It’s certainly not about merely sitting astride a good horse and collecting medals, or having responsibility only for yourself and your own achievements. Count the skills required.

One person who should definitely feature in the various sports awards this year is 58-year-old showjumper Nick Skelton, who won gold in this year’s Olympics on 13-year-old Big Star. Nick had recovered from a near fatal accident in 2000 and went through a hip replacement in 2011! He’s Britain’s oldest gold medallist since 1908 and the second oldest of all time. He holds the British puissance (high jump) record of seven feet and seven inches and over his four decade career he has won over £6 million.

No sports star deserves an award more than Skelton.

As litter louts, we’re going down the pan

HOW age puts things in perspective. Bum-cleaning wet wipes, which claim to be flushable, are among several things being blamed for blocking drains and polluting our waters because they don’t disintegrate like toilet paper.

Not only do I remember as a child the days of Izal (scratchy, hard paper before soft bog rolls were invented) but I remember my great aunts whose indoor toilet facilities included cut up squares of The Scotsman and Evening News, diligently pierced with a huge darning needle and string to be hung on the lavvie door.

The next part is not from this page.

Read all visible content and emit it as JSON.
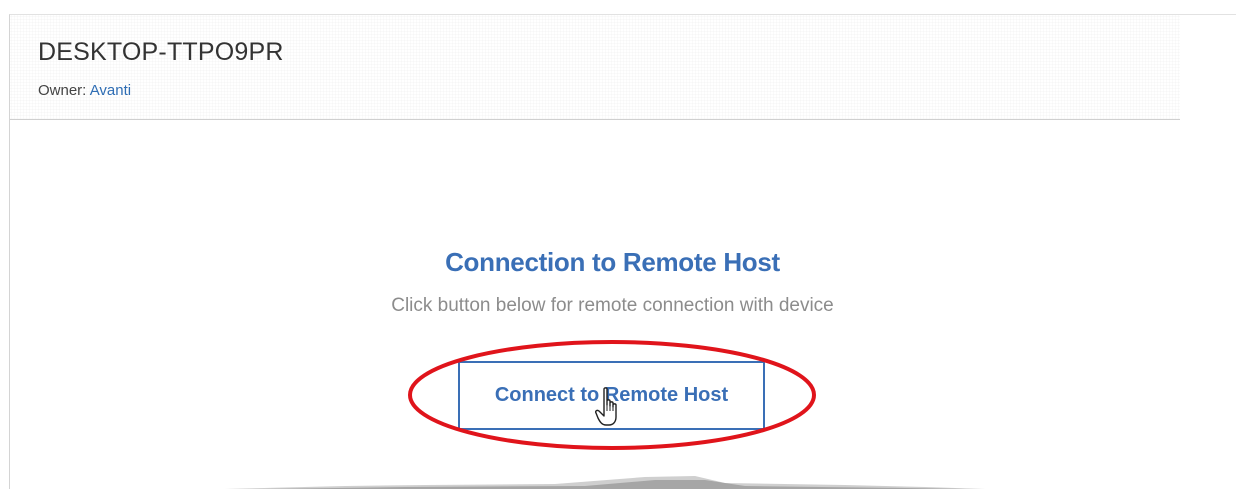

How on earth did the drains cope then?

Now we have a whole range of personal and sanitary items that people are guilty of flushing away rather than binning or, as happened in the old days, throwing on the family fire . . . squeamish, careless, lazy, litter louts that we are.

Zero Tolerance must apply equally

MORAY Women’s Aid has backed out of the Scottish Women’s Aid Network because of SWA’s women-only membership policy. Moray has appointed a man (who served for eight years on its committee) to its board and is standing by his right to serve.

It reminds me of an early brain-storming meeting for Edinburgh’s Zero Tolerance campaign on domestic violence set up in 1992 by the late – and very inspiring – Evelyn Gillan. I was there, representing the Evening News. But when I asked why no men were present, why the campaign wasn’t inclusive of violence against men, and why it wasn’t geared at getting men onside rather than shutting them out, no-one had a satisfactory answer and I never went back.

Today almost one in five victims of domestic violence is a man. Perhaps it’s now time to ramp it up to a 100 per cent Zero Tolerance campaign rather than one based on the welfare of only half the population.

Drink? Think inside the box

THE skint NHS wants staff and carers to spy on and quiz patients and clients to find out how much they drink. Cheaper option – ask the bin men who collect the blue boxes. They know everything.